## WHAT IS EXPECTED
Could you set down every entry below exactly as it is?

SUPPLIED MATERIAL Start Marker

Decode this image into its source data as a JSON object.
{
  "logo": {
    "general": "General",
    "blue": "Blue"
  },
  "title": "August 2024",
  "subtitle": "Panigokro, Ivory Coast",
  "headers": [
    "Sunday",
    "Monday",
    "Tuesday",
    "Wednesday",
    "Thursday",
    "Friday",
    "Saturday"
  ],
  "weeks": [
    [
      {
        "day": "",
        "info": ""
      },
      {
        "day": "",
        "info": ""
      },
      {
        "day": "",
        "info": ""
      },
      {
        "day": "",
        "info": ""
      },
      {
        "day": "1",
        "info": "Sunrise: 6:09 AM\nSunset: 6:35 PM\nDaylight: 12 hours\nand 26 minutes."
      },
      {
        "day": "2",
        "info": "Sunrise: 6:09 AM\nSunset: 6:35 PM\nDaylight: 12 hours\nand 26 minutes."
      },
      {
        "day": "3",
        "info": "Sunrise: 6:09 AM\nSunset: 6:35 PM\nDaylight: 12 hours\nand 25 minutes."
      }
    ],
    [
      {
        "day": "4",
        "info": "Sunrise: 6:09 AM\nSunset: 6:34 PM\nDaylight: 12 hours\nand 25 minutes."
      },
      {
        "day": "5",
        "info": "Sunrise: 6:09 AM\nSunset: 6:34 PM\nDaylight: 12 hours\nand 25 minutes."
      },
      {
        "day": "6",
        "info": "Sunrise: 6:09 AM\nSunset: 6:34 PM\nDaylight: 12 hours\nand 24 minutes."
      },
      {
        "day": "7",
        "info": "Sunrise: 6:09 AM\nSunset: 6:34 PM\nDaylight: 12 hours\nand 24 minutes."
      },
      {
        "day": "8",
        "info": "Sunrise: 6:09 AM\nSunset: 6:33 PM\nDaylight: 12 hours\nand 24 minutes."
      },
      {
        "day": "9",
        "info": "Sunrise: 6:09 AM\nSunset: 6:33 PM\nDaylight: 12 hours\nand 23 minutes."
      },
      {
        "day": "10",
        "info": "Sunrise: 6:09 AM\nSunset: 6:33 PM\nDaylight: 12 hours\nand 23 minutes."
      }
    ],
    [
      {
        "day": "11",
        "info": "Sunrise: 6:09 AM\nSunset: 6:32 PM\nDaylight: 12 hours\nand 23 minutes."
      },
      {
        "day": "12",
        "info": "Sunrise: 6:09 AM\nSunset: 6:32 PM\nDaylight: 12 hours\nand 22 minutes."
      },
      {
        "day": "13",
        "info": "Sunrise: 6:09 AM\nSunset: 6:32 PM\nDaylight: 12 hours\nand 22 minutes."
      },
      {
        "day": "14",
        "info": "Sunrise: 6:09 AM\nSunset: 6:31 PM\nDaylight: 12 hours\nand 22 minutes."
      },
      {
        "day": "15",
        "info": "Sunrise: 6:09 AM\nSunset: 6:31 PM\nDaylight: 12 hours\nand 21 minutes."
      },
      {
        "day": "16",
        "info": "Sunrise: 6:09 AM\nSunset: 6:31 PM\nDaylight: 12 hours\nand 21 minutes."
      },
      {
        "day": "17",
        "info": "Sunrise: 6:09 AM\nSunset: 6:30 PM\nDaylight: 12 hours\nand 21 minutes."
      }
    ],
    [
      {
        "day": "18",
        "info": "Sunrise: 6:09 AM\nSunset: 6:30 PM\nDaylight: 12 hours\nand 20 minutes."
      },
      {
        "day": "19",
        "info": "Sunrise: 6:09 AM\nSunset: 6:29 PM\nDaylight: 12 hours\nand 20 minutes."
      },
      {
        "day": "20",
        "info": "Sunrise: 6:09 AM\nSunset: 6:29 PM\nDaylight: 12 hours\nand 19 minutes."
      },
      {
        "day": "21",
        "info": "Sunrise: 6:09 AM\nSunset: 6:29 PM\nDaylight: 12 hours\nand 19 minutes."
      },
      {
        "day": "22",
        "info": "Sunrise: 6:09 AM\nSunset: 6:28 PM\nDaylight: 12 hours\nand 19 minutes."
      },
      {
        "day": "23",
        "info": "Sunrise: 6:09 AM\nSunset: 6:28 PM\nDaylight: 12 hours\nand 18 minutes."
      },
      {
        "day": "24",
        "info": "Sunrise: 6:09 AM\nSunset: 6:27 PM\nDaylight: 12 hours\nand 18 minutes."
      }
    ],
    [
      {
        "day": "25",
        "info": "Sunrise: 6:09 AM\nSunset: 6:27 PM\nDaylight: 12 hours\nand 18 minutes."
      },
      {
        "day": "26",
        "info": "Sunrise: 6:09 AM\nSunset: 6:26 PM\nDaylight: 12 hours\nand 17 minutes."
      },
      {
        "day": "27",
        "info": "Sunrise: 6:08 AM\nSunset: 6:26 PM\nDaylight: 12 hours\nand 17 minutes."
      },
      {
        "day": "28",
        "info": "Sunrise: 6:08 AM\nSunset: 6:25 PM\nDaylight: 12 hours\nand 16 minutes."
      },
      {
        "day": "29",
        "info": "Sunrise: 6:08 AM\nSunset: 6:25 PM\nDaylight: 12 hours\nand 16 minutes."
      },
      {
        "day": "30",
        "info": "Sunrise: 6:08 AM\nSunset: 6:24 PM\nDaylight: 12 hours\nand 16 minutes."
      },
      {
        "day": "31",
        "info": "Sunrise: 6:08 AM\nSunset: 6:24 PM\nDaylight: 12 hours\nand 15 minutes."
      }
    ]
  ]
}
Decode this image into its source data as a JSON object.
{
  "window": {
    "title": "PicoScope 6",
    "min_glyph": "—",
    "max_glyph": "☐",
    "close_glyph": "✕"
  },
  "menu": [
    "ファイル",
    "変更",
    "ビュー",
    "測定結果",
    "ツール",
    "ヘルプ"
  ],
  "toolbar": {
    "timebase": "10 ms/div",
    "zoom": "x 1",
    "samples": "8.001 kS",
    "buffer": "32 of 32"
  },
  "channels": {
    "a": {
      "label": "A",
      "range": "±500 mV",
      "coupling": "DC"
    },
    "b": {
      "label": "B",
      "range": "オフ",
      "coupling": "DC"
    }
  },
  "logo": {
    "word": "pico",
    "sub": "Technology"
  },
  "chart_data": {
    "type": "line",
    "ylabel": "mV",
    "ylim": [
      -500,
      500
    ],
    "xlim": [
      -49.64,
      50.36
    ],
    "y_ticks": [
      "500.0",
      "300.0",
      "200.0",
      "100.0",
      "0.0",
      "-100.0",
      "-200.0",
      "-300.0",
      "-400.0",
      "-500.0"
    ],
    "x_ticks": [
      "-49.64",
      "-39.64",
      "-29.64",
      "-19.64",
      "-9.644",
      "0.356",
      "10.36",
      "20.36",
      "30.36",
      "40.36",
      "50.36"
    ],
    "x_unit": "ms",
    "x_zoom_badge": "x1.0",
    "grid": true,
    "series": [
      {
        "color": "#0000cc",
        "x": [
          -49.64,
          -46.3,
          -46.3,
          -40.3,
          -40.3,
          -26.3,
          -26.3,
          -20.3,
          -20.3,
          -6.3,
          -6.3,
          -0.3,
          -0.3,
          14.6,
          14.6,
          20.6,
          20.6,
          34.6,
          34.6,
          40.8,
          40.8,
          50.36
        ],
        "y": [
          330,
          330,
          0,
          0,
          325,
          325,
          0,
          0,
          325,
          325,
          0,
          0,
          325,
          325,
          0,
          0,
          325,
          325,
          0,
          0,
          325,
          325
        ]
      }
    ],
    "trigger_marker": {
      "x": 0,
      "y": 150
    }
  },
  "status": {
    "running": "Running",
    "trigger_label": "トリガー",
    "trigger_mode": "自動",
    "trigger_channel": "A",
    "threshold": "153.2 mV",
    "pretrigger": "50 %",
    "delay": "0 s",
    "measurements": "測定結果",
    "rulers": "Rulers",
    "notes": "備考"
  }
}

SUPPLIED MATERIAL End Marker

## EXERCISE RESULT
Decode this image into its source data as a JSON object.
{
  "logo": {
    "general": "General",
    "blue": "Blue"
  },
  "title": "August 2024",
  "subtitle": "Panigokro, Ivory Coast",
  "headers": [
    "Sunday",
    "Monday",
    "Tuesday",
    "Wednesday",
    "Thursday",
    "Friday",
    "Saturday"
  ],
  "weeks": [
    [
      {
        "day": "",
        "info": ""
      },
      {
        "day": "",
        "info": ""
      },
      {
        "day": "",
        "info": ""
      },
      {
        "day": "",
        "info": ""
      },
      {
        "day": "1",
        "info": "Sunrise: 6:09 AM\nSunset: 6:35 PM\nDaylight: 12 hours\nand 26 minutes."
      },
      {
        "day": "2",
        "info": "Sunrise: 6:09 AM\nSunset: 6:35 PM\nDaylight: 12 hours\nand 26 minutes."
      },
      {
        "day": "3",
        "info": "Sunrise: 6:09 AM\nSunset: 6:35 PM\nDaylight: 12 hours\nand 25 minutes."
      }
    ],
    [
      {
        "day": "4",
        "info": "Sunrise: 6:09 AM\nSunset: 6:34 PM\nDaylight: 12 hours\nand 25 minutes."
      },
      {
        "day": "5",
        "info": "Sunrise: 6:09 AM\nSunset: 6:34 PM\nDaylight: 12 hours\nand 25 minutes."
      },
      {
        "day": "6",
        "info": "Sunrise: 6:09 AM\nSunset: 6:34 PM\nDaylight: 12 hours\nand 24 minutes."
      },
      {
        "day": "7",
        "info": "Sunrise: 6:09 AM\nSunset: 6:34 PM\nDaylight: 12 hours\nand 24 minutes."
      },
      {
        "day": "8",
        "info": "Sunrise: 6:09 AM\nSunset: 6:33 PM\nDaylight: 12 hours\nand 24 minutes."
      },
      {
        "day": "9",
        "info": "Sunrise: 6:09 AM\nSunset: 6:33 PM\nDaylight: 12 hours\nand 23 minutes."
      },
      {
        "day": "10",
        "info": "Sunrise: 6:09 AM\nSunset: 6:33 PM\nDaylight: 12 hours\nand 23 minutes."
      }
    ],
    [
      {
        "day": "11",
        "info": "Sunrise: 6:09 AM\nSunset: 6:32 PM\nDaylight: 12 hours\nand 23 minutes."
      },
      {
        "day": "12",
        "info": "Sunrise: 6:09 AM\nSunset: 6:32 PM\nDaylight: 12 hours\nand 22 minutes."
      },
      {
        "day": "13",
        "info": "Sunrise: 6:09 AM\nSunset: 6:32 PM\nDaylight: 12 hours\nand 22 minutes."
      },
      {
        "day": "14",
        "info": "Sunrise: 6:09 AM\nSunset: 6:31 PM\nDaylight: 12 hours\nand 22 minutes."
      },
      {
        "day": "15",
        "info": "Sunrise: 6:09 AM\nSunset: 6:31 PM\nDaylight: 12 hours\nand 21 minutes."
      },
      {
        "day": "16",
        "info": "Sunrise: 6:09 AM\nSunset: 6:31 PM\nDaylight: 12 hours\nand 21 minutes."
      },
      {
        "day": "17",
        "info": "Sunrise: 6:09 AM\nSunset: 6:30 PM\nDaylight: 12 hours\nand 21 minutes."
      }
    ],
    [
      {
        "day": "18",
        "info": "Sunrise: 6:09 AM\nSunset: 6:30 PM\nDaylight: 12 hours\nand 20 minutes."
      },
      {
        "day": "19",
        "info": "Sunrise: 6:09 AM\nSunset: 6:29 PM\nDaylight: 12 hours\nand 20 minutes."
      },
      {
        "day": "20",
        "info": "Sunrise: 6:09 AM\nSunset: 6:29 PM\nDaylight: 12 hours\nand 19 minutes."
      },
      {
        "day": "21",
        "info": "Sunrise: 6:09 AM\nSunset: 6:29 PM\nDaylight: 12 hours\nand 19 minutes."
      },
      {
        "day": "22",
        "info": "Sunrise: 6:09 AM\nSunset: 6:28 PM\nDaylight: 12 hours\nand 19 minutes."
      },
      {
        "day": "23",
        "info": "Sunrise: 6:09 AM\nSunset: 6:28 PM\nDaylight: 12 hours\nand 18 minutes."
      },
      {
        "day": "24",
        "info": "Sunrise: 6:09 AM\nSunset: 6:27 PM\nDaylight: 12 hours\nand 18 minutes."
      }
    ],
    [
      {
        "day": "25",
        "info": "Sunrise: 6:09 AM\nSunset: 6:27 PM\nDaylight: 12 hours\nand 18 minutes."
      },
      {
        "day": "26",
        "info": "Sunrise: 6:09 AM\nSunset: 6:26 PM\nDaylight: 12 hours\nand 17 minutes."
      },
      {
        "day": "27",
        "info": "Sunrise: 6:08 AM\nSunset: 6:26 PM\nDaylight: 12 hours\nand 17 minutes."
      },
      {
        "day": "28",
        "info": "Sunrise: 6:08 AM\nSunset: 6:25 PM\nDaylight: 12 hours\nand 16 minutes."
      },
      {
        "day": "29",
        "info": "Sunrise: 6:08 AM\nSunset: 6:25 PM\nDaylight: 12 hours\nand 16 minutes."
      },
      {
        "day": "30",
        "info": "Sunrise: 6:08 AM\nSunset: 6:24 PM\nDaylight: 12 hours\nand 16 minutes."
      },
      {
        "day": "31",
        "info": "Sunrise: 6:08 AM\nSunset: 6:24 PM\nDaylight: 12 hours\nand 15 minutes."
      }
    ]
  ]
}
Decode this image into its source data as a JSON object.
{
  "window": {
    "title": "PicoScope 6",
    "min_glyph": "—",
    "max_glyph": "☐",
    "close_glyph": "✕"
  },
  "menu": [
    "ファイル",
    "変更",
    "ビュー",
    "測定結果",
    "ツール",
    "ヘルプ"
  ],
  "toolbar": {
    "timebase": "10 ms/div",
    "zoom": "x 1",
    "samples": "8.001 kS",
    "buffer": "32 of 32"
  },
  "channels": {
    "a": {
      "label": "A",
      "range": "±500 mV",
      "coupling": "DC"
    },
    "b": {
      "label": "B",
      "range": "オフ",
      "coupling": "DC"
    }
  },
  "logo": {
    "word": "pico",
    "sub": "Technology"
  },
  "chart_data": {
    "type": "line",
    "ylabel": "mV",
    "ylim": [
      -500,
      500
    ],
    "xlim": [
      -49.64,
      50.36
    ],
    "y_ticks": [
      "500.0",
      "300.0",
      "200.0",
      "100.0",
      "0.0",
      "-100.0",
      "-200.0",
      "-300.0",
      "-400.0",
      "-500.0"
    ],
    "x_ticks": [
      "-49.64",
      "-39.64",
      "-29.64",
      "-19.64",
      "-9.644",
      "0.356",
      "10.36",
      "20.36",
      "30.36",
      "40.36",
      "50.36"
    ],
    "x_unit": "ms",
    "x_zoom_badge": "x1.0",
    "grid": true,
    "series": [
      {
        "color": "#0000cc",
        "x": [
          -49.64,
          -46.3,
          -46.3,
          -40.3,
          -40.3,
          -26.3,
          -26.3,
          -20.3,
          -20.3,
          -6.3,
          -6.3,
          -0.3,
          -0.3,
          14.6,
          14.6,
          20.6,
          20.6,
          34.6,
          34.6,
          40.8,
          40.8,
          50.36
        ],
        "y": [
          330,
          330,
          0,
          0,
          325,
          325,
          0,
          0,
          325,
          325,
          0,
          0,
          325,
          325,
          0,
          0,
          325,
          325,
          0,
          0,
          325,
          325
        ]
      }
    ],
    "trigger_marker": {
      "x": 0,
      "y": 150
    }
  },
  "status": {
    "running": "Running",
    "trigger_label": "トリガー",
    "trigger_mode": "自動",
    "trigger_channel": "A",
    "threshold": "153.2 mV",
    "pretrigger": "50 %",
    "delay": "0 s",
    "measurements": "測定結果",
    "rulers": "Rulers",
    "notes": "備考"
  }
}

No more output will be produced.